|Project Title||Maximal Asymmetric Drag Wave Energy Converter 3.0|
|Abstract||The Maximal Asymmetric Drag Wave Energy Converter (MADWEC) device is being built and tested at the University of Massachusetts Dartmouth’s School of Marine Science and Technology (SMAST). The MADWEC is used to harness the energy of oceanic waves to create electrical energy. It is a point absorber type wave energy converter that consist of a ballast, PTO unit, and buoy. Team MADWEC consists of many students and faculty members across various disciplines that all collaborate together to complete a design-oriented project that is entered into a worldwide competition for the Marine Energy Collegiate Competition (MECC) sponsored by the U.S. Department of Energy. The MECC values the impact our work has on our communities and the blue economy. For this reason, our MADWEC team has conducted various community outreach events in an effort to inspire Boston-area high school students to take interest in STEM and blue economy fields through presentations on our work and research. Our hope is that we are able to make a lasting impact on the field of renewable energy—ocean wave energy harvesting specifically.
Over the last nine months our team has worked to improve and optimize past years designs. We started by making improvements to the system’s overall design and components. Old parts were replaced with more robust components and some new parts were designed and manufactured on campus to improve the PTO unit’s efficiency. Following that, we improved the dry testing set up by designing a system that utilizes a winch to create tension in the tether by rotating an arm with various wave height adjustments at different speeds in a circle to simulate various oceanic wave conditions. The rotational motion of the winch is converted into linear displacement of the tether. This connects the PTO reel to the winch arm through a series of pulleys and causes line to be pulled off the PTO reel creating rotational motion of the PTO shaft. This mechanical energy is converted into electrical energy through the internal components of the PTO unit. Housed inside this PTO unit are the following components, six shafts, a torsions spring, a slip clutch, a one way bearing, two gearboxes, six generators, a rectifier, and a battery.
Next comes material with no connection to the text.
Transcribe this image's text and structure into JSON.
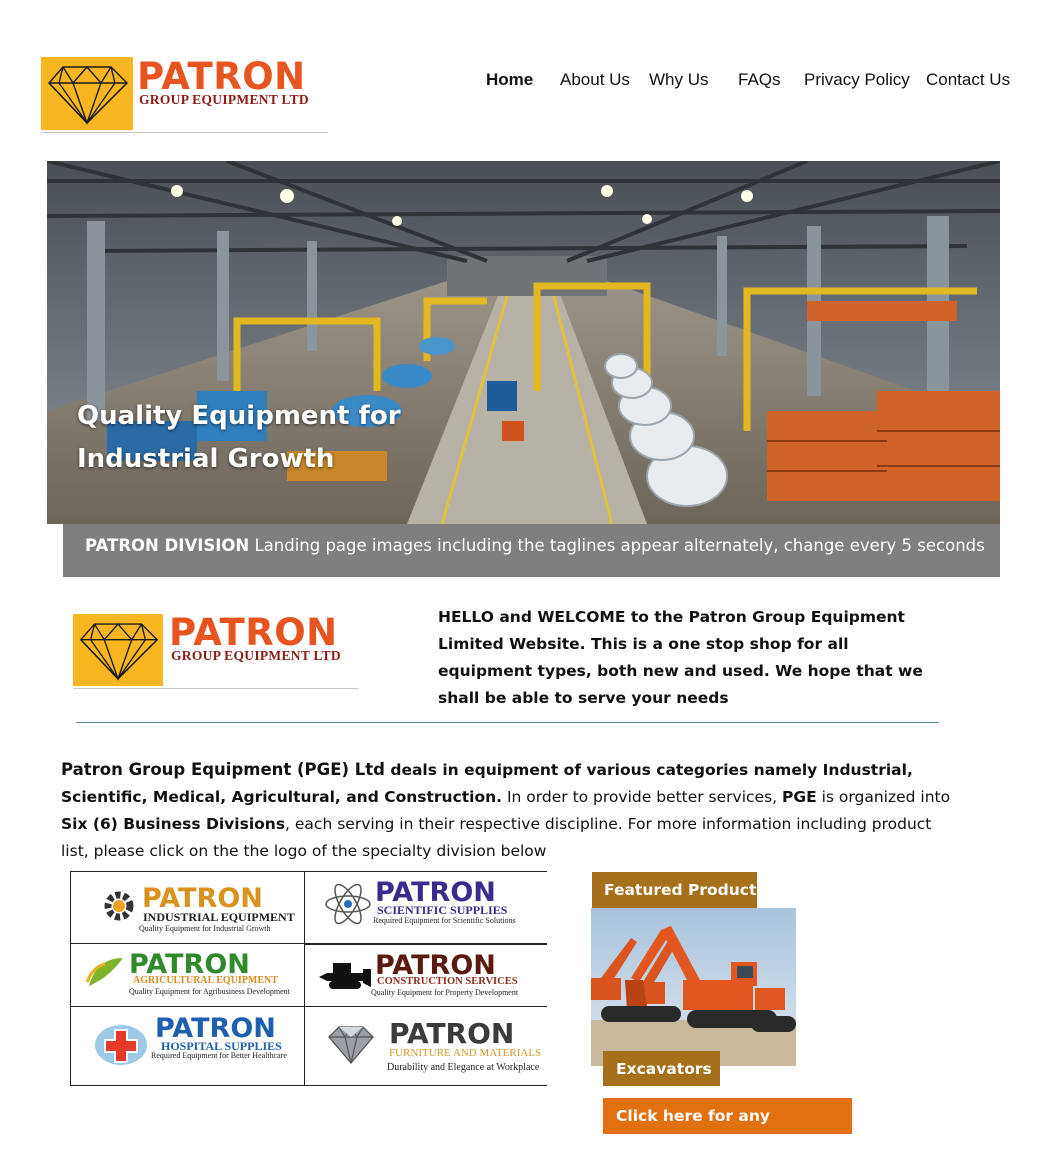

These components work in conjunction with one another to allow the MADWEC system to harness energy from ocean waves of up to 2 meters in height. The input and output power were recorded for several different conditions. The input power of the system is acquired through the use a load cell to gather force data, and an ultrasonic sensor to capture the linear velocity of the tether’s displacement. Our output power is in the form of electrical energy which is measured through the use of Arduinos and an oscilloscope. With all of this data captured we are able to find the efficiency and charging capabilities of our system. The projected use for this MADWEC device is to store electrical power to recharge ocean surveillance vehicles such as Autonomous Underwater Vehicles (AUV).
|Faculty Advisors||Dr. Mehdi Raessi & Dr. Dan MacDonald|
|Sponsor||Dr. Mehdi Raessi & Dr. Dan MacDonald|
|Team lead||Anthony Encarnacion & Marina Meehan|
|Team Members||Kurt Andrade, Mohammed Shonar, Christian Abad|